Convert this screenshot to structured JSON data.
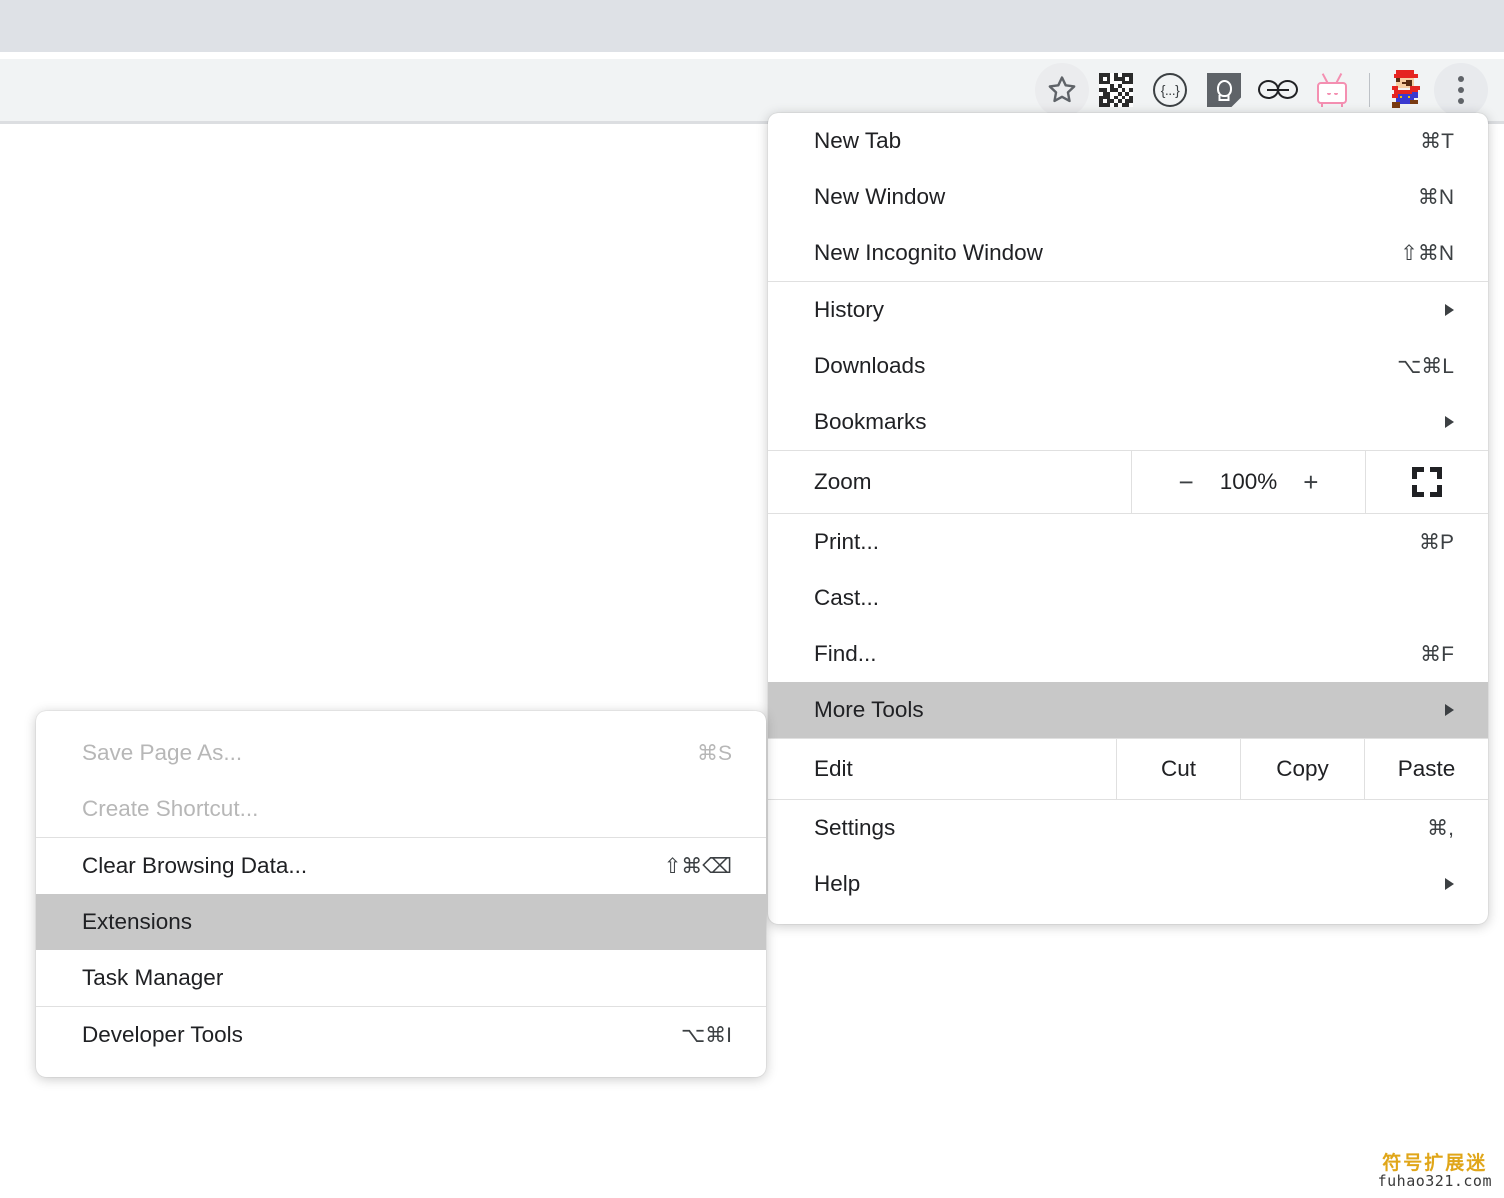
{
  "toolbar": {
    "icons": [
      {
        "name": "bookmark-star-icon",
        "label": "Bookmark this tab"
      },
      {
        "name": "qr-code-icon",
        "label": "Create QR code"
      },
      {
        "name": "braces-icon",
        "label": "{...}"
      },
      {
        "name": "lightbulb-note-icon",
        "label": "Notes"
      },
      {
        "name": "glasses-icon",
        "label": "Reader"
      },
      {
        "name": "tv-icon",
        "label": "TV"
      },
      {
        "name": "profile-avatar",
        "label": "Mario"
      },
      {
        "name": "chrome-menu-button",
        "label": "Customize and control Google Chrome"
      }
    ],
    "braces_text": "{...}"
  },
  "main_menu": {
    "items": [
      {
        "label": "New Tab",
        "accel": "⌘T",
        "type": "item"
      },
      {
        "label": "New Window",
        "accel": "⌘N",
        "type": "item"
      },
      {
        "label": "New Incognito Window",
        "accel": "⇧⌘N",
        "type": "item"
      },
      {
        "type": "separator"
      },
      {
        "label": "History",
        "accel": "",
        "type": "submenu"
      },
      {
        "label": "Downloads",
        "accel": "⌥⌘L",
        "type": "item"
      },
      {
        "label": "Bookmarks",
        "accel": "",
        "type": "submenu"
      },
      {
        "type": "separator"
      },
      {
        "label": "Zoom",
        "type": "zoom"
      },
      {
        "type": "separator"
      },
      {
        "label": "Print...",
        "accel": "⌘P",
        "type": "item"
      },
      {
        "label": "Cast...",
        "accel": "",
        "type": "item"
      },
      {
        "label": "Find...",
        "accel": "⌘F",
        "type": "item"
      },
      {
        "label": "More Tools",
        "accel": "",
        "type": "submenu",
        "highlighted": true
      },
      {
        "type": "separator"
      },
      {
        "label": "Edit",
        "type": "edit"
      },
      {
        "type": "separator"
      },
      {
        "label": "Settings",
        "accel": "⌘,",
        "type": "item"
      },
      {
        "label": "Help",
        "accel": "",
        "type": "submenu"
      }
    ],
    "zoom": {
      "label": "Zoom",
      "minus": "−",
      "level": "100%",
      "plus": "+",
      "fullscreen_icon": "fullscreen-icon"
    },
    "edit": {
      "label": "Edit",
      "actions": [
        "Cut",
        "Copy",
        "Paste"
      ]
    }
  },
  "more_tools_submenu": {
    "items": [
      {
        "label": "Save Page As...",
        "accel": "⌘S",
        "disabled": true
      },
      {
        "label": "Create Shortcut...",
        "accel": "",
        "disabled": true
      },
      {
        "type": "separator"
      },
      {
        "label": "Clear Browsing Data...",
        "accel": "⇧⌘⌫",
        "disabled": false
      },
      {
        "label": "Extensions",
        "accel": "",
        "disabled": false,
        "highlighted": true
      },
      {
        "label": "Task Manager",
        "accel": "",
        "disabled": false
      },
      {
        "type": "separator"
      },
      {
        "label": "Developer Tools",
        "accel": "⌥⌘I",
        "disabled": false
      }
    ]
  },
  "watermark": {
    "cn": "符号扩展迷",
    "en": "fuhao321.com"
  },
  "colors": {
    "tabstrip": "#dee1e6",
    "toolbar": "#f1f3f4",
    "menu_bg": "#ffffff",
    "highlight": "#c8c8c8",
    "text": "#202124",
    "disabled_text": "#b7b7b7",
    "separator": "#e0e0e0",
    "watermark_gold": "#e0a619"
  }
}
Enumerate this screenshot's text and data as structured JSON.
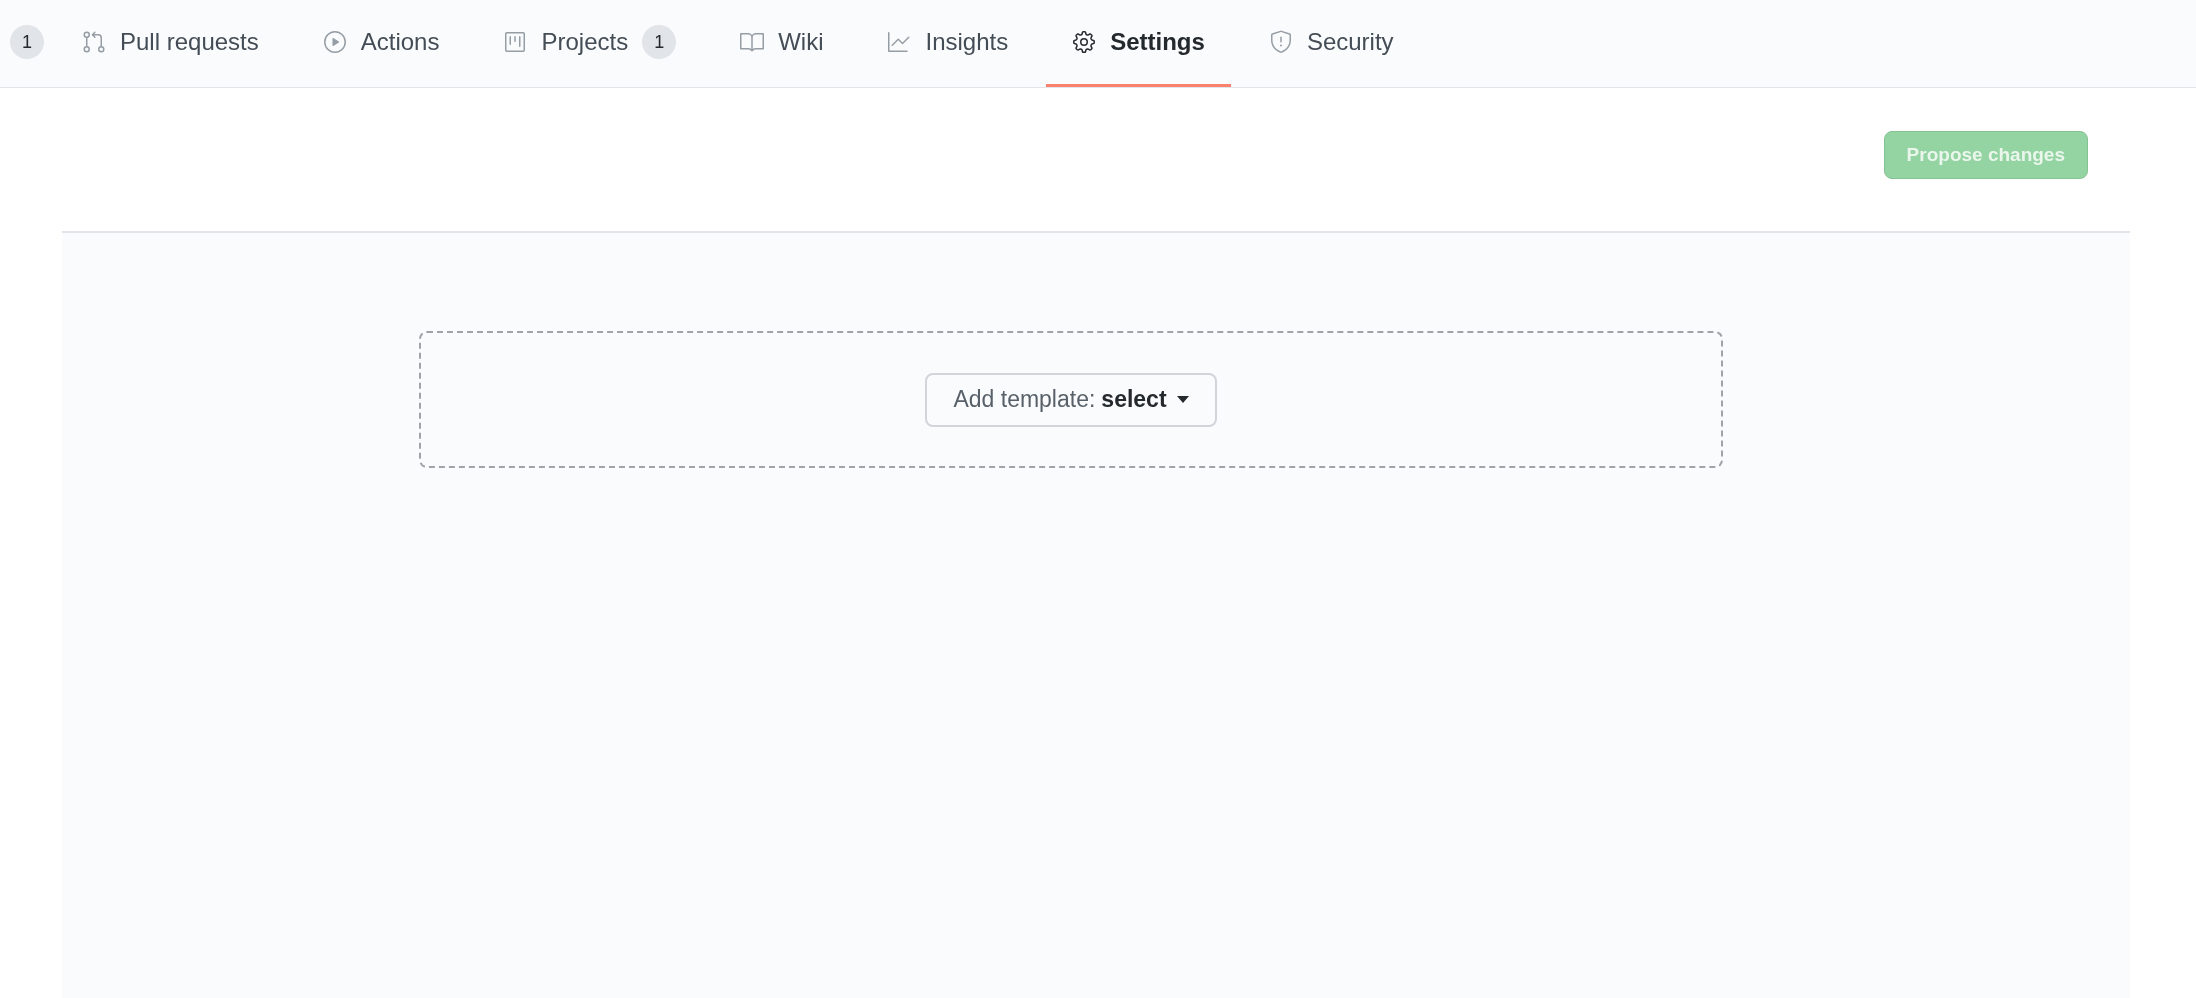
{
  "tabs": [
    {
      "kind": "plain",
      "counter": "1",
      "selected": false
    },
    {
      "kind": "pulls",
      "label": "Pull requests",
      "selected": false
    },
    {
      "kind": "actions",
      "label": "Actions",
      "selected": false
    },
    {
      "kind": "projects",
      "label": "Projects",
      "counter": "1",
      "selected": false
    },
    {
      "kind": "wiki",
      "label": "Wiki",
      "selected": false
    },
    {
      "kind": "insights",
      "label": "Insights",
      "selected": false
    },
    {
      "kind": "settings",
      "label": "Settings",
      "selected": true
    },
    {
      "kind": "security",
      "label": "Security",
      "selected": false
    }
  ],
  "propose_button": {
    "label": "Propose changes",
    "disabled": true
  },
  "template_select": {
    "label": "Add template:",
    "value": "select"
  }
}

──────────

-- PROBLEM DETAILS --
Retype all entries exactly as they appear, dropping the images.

-- TASK OUTPUT --
Convert this screenshot to structured JSON data.
{
  "toolbar": {
    "icons": [
      {
        "name": "bookmark-star-icon",
        "label": "Bookmark this tab"
      },
      {
        "name": "qr-code-icon",
        "label": "Create QR code"
      },
      {
        "name": "braces-icon",
        "label": "{...}"
      },
      {
        "name": "lightbulb-note-icon",
        "label": "Notes"
      },
      {
        "name": "glasses-icon",
        "label": "Reader"
      },
      {
        "name": "tv-icon",
        "label": "TV"
      },
      {
        "name": "profile-avatar",
        "label": "Mario"
      },
      {
        "name": "chrome-menu-button",
        "label": "Customize and control Google Chrome"
      }
    ],
    "braces_text": "{...}"
  },
  "main_menu": {
    "items": [
      {
        "label": "New Tab",
        "accel": "⌘T",
        "type": "item"
      },
      {
        "label": "New Window",
        "accel": "⌘N",
        "type": "item"
      },
      {
        "label": "New Incognito Window",
        "accel": "⇧⌘N",
        "type": "item"
      },
      {
        "type": "separator"
      },
      {
        "label": "History",
        "accel": "",
        "type": "submenu"
      },
      {
        "label": "Downloads",
        "accel": "⌥⌘L",
        "type": "item"
      },
      {
        "label": "Bookmarks",
        "accel": "",
        "type": "submenu"
      },
      {
        "type": "separator"
      },
      {
        "label": "Zoom",
        "type": "zoom"
      },
      {
        "type": "separator"
      },
      {
        "label": "Print...",
        "accel": "⌘P",
        "type": "item"
      },
      {
        "label": "Cast...",
        "accel": "",
        "type": "item"
      },
      {
        "label": "Find...",
        "accel": "⌘F",
        "type": "item"
      },
      {
        "label": "More Tools",
        "accel": "",
        "type": "submenu",
        "highlighted": true
      },
      {
        "type": "separator"
      },
      {
        "label": "Edit",
        "type": "edit"
      },
      {
        "type": "separator"
      },
      {
        "label": "Settings",
        "accel": "⌘,",
        "type": "item"
      },
      {
        "label": "Help",
        "accel": "",
        "type": "submenu"
      }
    ],
    "zoom": {
      "label": "Zoom",
      "minus": "−",
      "level": "100%",
      "plus": "+",
      "fullscreen_icon": "fullscreen-icon"
    },
    "edit": {
      "label": "Edit",
      "actions": [
        "Cut",
        "Copy",
        "Paste"
      ]
    }
  },
  "more_tools_submenu": {
    "items": [
      {
        "label": "Save Page As...",
        "accel": "⌘S",
        "disabled": true
      },
      {
        "label": "Create Shortcut...",
        "accel": "",
        "disabled": true
      },
      {
        "type": "separator"
      },
      {
        "label": "Clear Browsing Data...",
        "accel": "⇧⌘⌫",
        "disabled": false
      },
      {
        "label": "Extensions",
        "accel": "",
        "disabled": false,
        "highlighted": true
      },
      {
        "label": "Task Manager",
        "accel": "",
        "disabled": false
      },
      {
        "type": "separator"
      },
      {
        "label": "Developer Tools",
        "accel": "⌥⌘I",
        "disabled": false
      }
    ]
  },
  "watermark": {
    "cn": "符号扩展迷",
    "en": "fuhao321.com"
  },
  "colors": {
    "tabstrip": "#dee1e6",
    "toolbar": "#f1f3f4",
    "menu_bg": "#ffffff",
    "highlight": "#c8c8c8",
    "text": "#202124",
    "disabled_text": "#b7b7b7",
    "separator": "#e0e0e0",
    "watermark_gold": "#e0a619"
  }
}
Enumerate this screenshot's text and data as structured JSON.
{
  "tabs": [
    {
      "kind": "plain",
      "counter": "1",
      "selected": false
    },
    {
      "kind": "pulls",
      "label": "Pull requests",
      "selected": false
    },
    {
      "kind": "actions",
      "label": "Actions",
      "selected": false
    },
    {
      "kind": "projects",
      "label": "Projects",
      "counter": "1",
      "selected": false
    },
    {
      "kind": "wiki",
      "label": "Wiki",
      "selected": false
    },
    {
      "kind": "insights",
      "label": "Insights",
      "selected": false
    },
    {
      "kind": "settings",
      "label": "Settings",
      "selected": true
    },
    {
      "kind": "security",
      "label": "Security",
      "selected": false
    }
  ],
  "propose_button": {
    "label": "Propose changes",
    "disabled": true
  },
  "template_select": {
    "label": "Add template:",
    "value": "select"
  }
}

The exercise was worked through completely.